=== What you will do ===
Scan the material and copy every line in which "JSON" appears.

=== Information ===
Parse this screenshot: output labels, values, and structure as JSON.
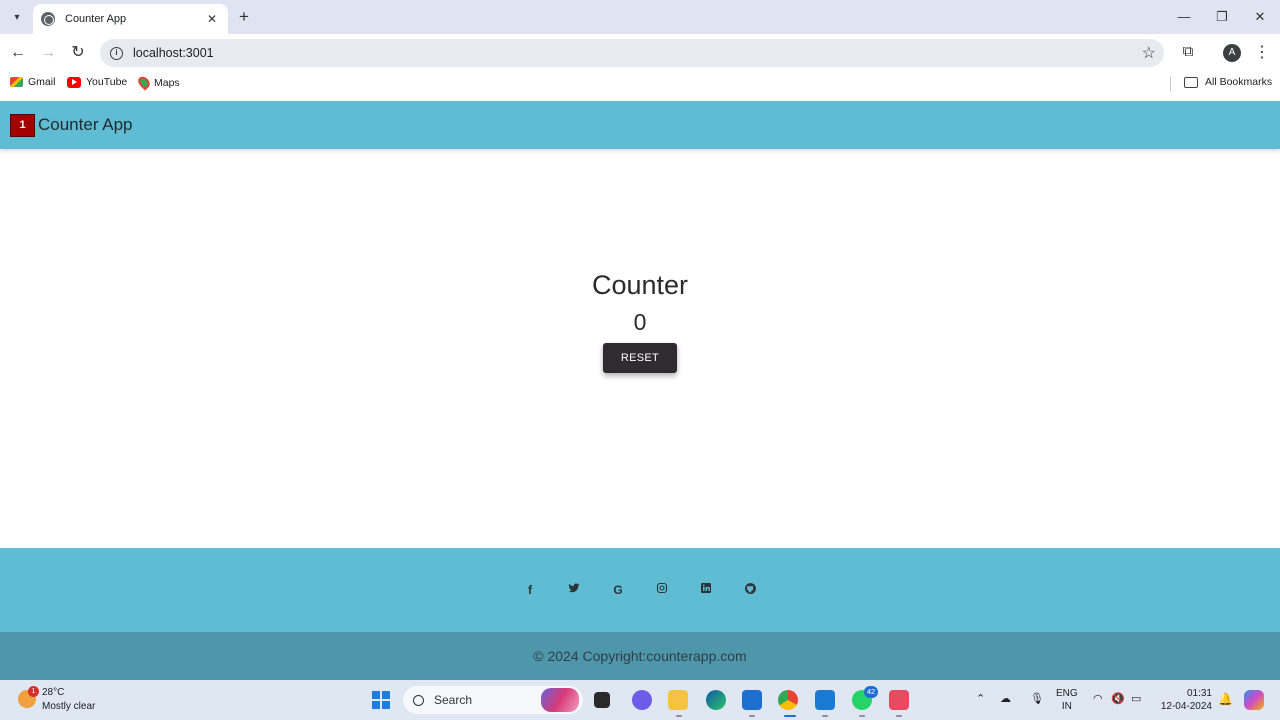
{
  "browser": {
    "tab_title": "Counter App",
    "url": "localhost:3001",
    "profile_initial": "A",
    "bookmarks": [
      {
        "label": "Gmail",
        "icon": "gmail-icon"
      },
      {
        "label": "YouTube",
        "icon": "youtube-icon"
      },
      {
        "label": "Maps",
        "icon": "maps-icon"
      }
    ],
    "all_bookmarks_label": "All Bookmarks"
  },
  "app": {
    "badge": "1",
    "title": "Counter App",
    "header_color": "#5fbcd3",
    "badge_color": "#a30000"
  },
  "counter": {
    "heading": "Counter",
    "value": "0",
    "reset_label": "RESET"
  },
  "footer": {
    "social_icons": [
      "facebook-icon",
      "twitter-icon",
      "google-icon",
      "instagram-icon",
      "linkedin-icon",
      "github-icon"
    ],
    "copyright": "© 2024 Copyright:counterapp.com"
  },
  "taskbar": {
    "weather_temp": "28°C",
    "weather_desc": "Mostly clear",
    "weather_badge": "1",
    "search_label": "Search",
    "whatsapp_badge": "42",
    "lang_line1": "ENG",
    "lang_line2": "IN",
    "time": "01:31",
    "date": "12-04-2024"
  }
}
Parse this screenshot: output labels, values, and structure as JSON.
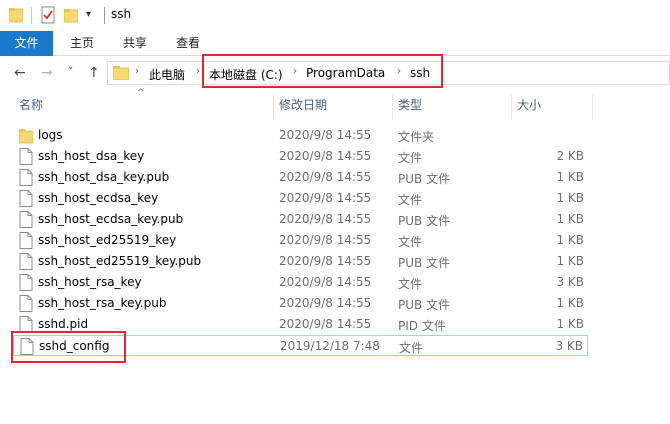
{
  "window": {
    "title": "ssh",
    "quick_access_dropdown": "▾"
  },
  "ribbon": {
    "tabs": [
      {
        "label": "文件"
      },
      {
        "label": "主页"
      },
      {
        "label": "共享"
      },
      {
        "label": "查看"
      }
    ]
  },
  "nav": {
    "back": "←",
    "forward": "→",
    "recent": "˅",
    "up": "↑"
  },
  "address": {
    "crumbs": [
      "此电脑",
      "本地磁盘 (C:)",
      "ProgramData",
      "ssh"
    ],
    "separator": "›"
  },
  "columns": {
    "name": "名称",
    "date": "修改日期",
    "type": "类型",
    "size": "大小",
    "sort_indicator": "^"
  },
  "files": [
    {
      "name": "logs",
      "date": "2020/9/8 14:55",
      "type": "文件夹",
      "size": "",
      "icon": "folder-icon"
    },
    {
      "name": "ssh_host_dsa_key",
      "date": "2020/9/8 14:55",
      "type": "文件",
      "size": "2 KB",
      "icon": "file-icon"
    },
    {
      "name": "ssh_host_dsa_key.pub",
      "date": "2020/9/8 14:55",
      "type": "PUB 文件",
      "size": "1 KB",
      "icon": "file-icon"
    },
    {
      "name": "ssh_host_ecdsa_key",
      "date": "2020/9/8 14:55",
      "type": "文件",
      "size": "1 KB",
      "icon": "file-icon"
    },
    {
      "name": "ssh_host_ecdsa_key.pub",
      "date": "2020/9/8 14:55",
      "type": "PUB 文件",
      "size": "1 KB",
      "icon": "file-icon"
    },
    {
      "name": "ssh_host_ed25519_key",
      "date": "2020/9/8 14:55",
      "type": "文件",
      "size": "1 KB",
      "icon": "file-icon"
    },
    {
      "name": "ssh_host_ed25519_key.pub",
      "date": "2020/9/8 14:55",
      "type": "PUB 文件",
      "size": "1 KB",
      "icon": "file-icon"
    },
    {
      "name": "ssh_host_rsa_key",
      "date": "2020/9/8 14:55",
      "type": "文件",
      "size": "3 KB",
      "icon": "file-icon"
    },
    {
      "name": "ssh_host_rsa_key.pub",
      "date": "2020/9/8 14:55",
      "type": "PUB 文件",
      "size": "1 KB",
      "icon": "file-icon"
    },
    {
      "name": "sshd.pid",
      "date": "2020/9/8 14:55",
      "type": "PID 文件",
      "size": "1 KB",
      "icon": "file-icon"
    },
    {
      "name": "sshd_config",
      "date": "2019/12/18 7:48",
      "type": "文件",
      "size": "3 KB",
      "icon": "file-icon",
      "selected": true
    }
  ],
  "colors": {
    "accent": "#1979ca",
    "highlight_box": "#e0282e",
    "folder": "#f8d775",
    "header_text": "#4c607a",
    "selection_border": "#99d1ff"
  }
}
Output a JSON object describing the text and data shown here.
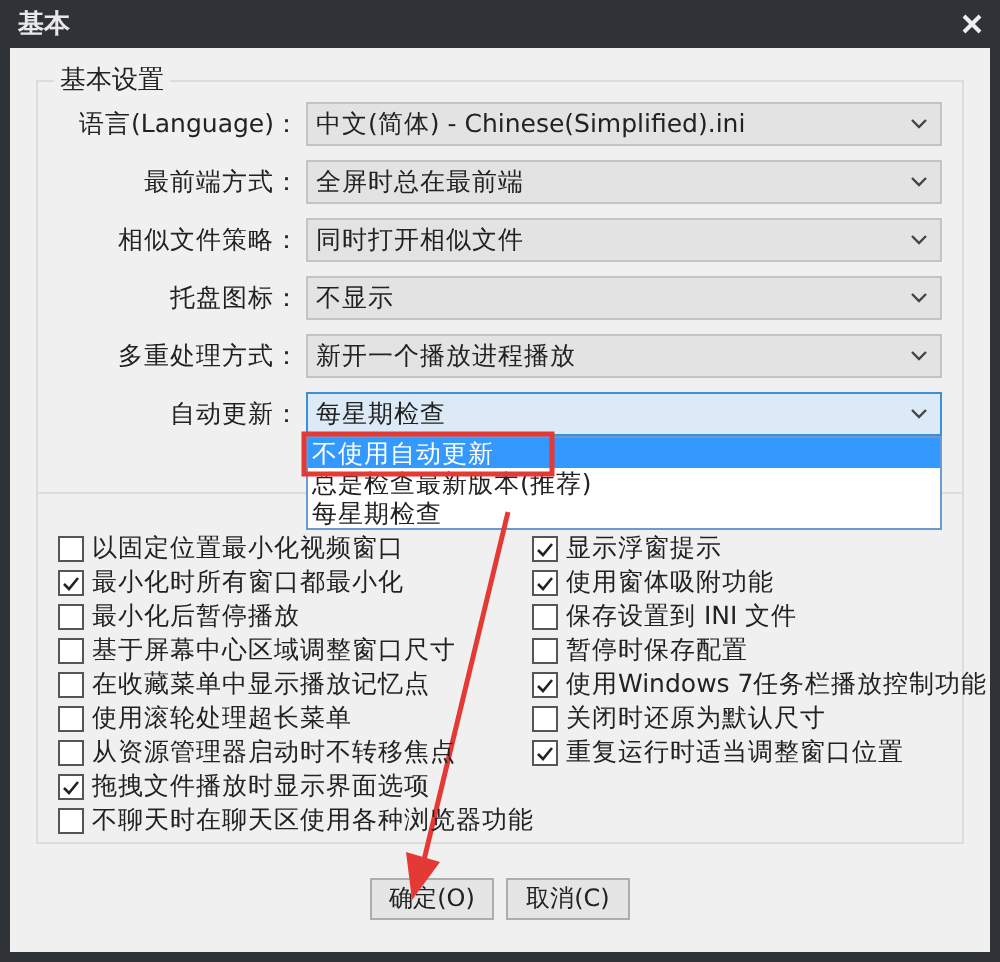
{
  "window": {
    "title": "基本"
  },
  "group": {
    "title": "基本设置"
  },
  "settings": [
    {
      "label": "语言(Language)：",
      "value": "中文(简体) - Chinese(Simplified).ini",
      "open": false
    },
    {
      "label": "最前端方式：",
      "value": "全屏时总在最前端",
      "open": false
    },
    {
      "label": "相似文件策略：",
      "value": "同时打开相似文件",
      "open": false
    },
    {
      "label": "托盘图标：",
      "value": "不显示",
      "open": false
    },
    {
      "label": "多重处理方式：",
      "value": "新开一个播放进程播放",
      "open": false
    },
    {
      "label": "自动更新：",
      "value": "每星期检查",
      "open": true
    }
  ],
  "dropdown_options": [
    {
      "label": "不使用自动更新",
      "selected": true
    },
    {
      "label": "总是检查最新版本(推荐)",
      "selected": false
    },
    {
      "label": "每星期检查",
      "selected": false
    }
  ],
  "checkboxes_left": [
    {
      "label": "以固定位置最小化视频窗口",
      "checked": false
    },
    {
      "label": "最小化时所有窗口都最小化",
      "checked": true
    },
    {
      "label": "最小化后暂停播放",
      "checked": false
    },
    {
      "label": "基于屏幕中心区域调整窗口尺寸",
      "checked": false
    },
    {
      "label": "在收藏菜单中显示播放记忆点",
      "checked": false
    },
    {
      "label": "使用滚轮处理超长菜单",
      "checked": false
    },
    {
      "label": "从资源管理器启动时不转移焦点",
      "checked": false
    },
    {
      "label": "拖拽文件播放时显示界面选项",
      "checked": true
    },
    {
      "label": "不聊天时在聊天区使用各种浏览器功能",
      "checked": false
    }
  ],
  "checkboxes_right": [
    {
      "label": "显示浮窗提示",
      "checked": true
    },
    {
      "label": "使用窗体吸附功能",
      "checked": true
    },
    {
      "label": "保存设置到 INI 文件",
      "checked": false
    },
    {
      "label": "暂停时保存配置",
      "checked": false
    },
    {
      "label": "使用Windows 7任务栏播放控制功能",
      "checked": true
    },
    {
      "label": "关闭时还原为默认尺寸",
      "checked": false
    },
    {
      "label": "重复运行时适当调整窗口位置",
      "checked": true
    }
  ],
  "buttons": [
    "确定(O)",
    "取消(C)"
  ]
}
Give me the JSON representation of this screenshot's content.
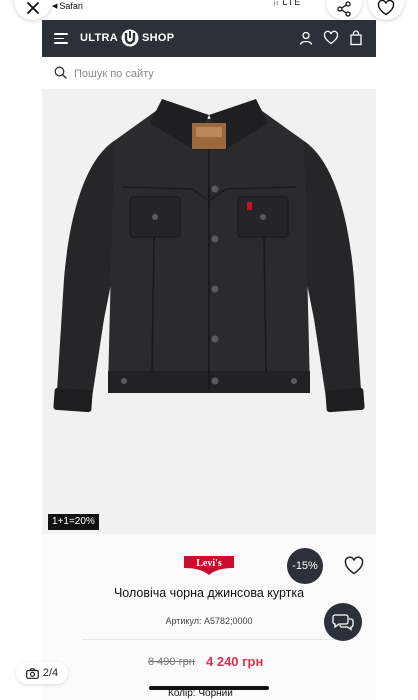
{
  "browser": {
    "back_label": "Safari",
    "signal_text": "ᵢₗ LTE"
  },
  "header": {
    "logo_left": "ULTRA",
    "logo_right": "SHOP"
  },
  "search": {
    "placeholder": "Пошук по сайту"
  },
  "product": {
    "promo_badge": "1+1=20%",
    "brand": "Levi's",
    "discount": "-15%",
    "title": "Чоловіча чорна джинсова куртка",
    "sku_label": "Артикул:",
    "sku_value": "A5782;0000",
    "old_price": "8 490 грн",
    "new_price": "4 240 грн",
    "color_label": "Колір:",
    "color_value": "Чорний"
  },
  "gallery": {
    "counter": "2/4"
  },
  "colors": {
    "header_bg": "#2c3038",
    "price_red": "#e3304a",
    "levis_red": "#c8102e"
  }
}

=== Solution to the exercise ===
Parse this screenshot: output labels, values, and structure as JSON.
Parse this screenshot: output labels, values, and structure as JSON.
Output a JSON object describing the text and data shown here.
Give me the JSON representation of this screenshot's content.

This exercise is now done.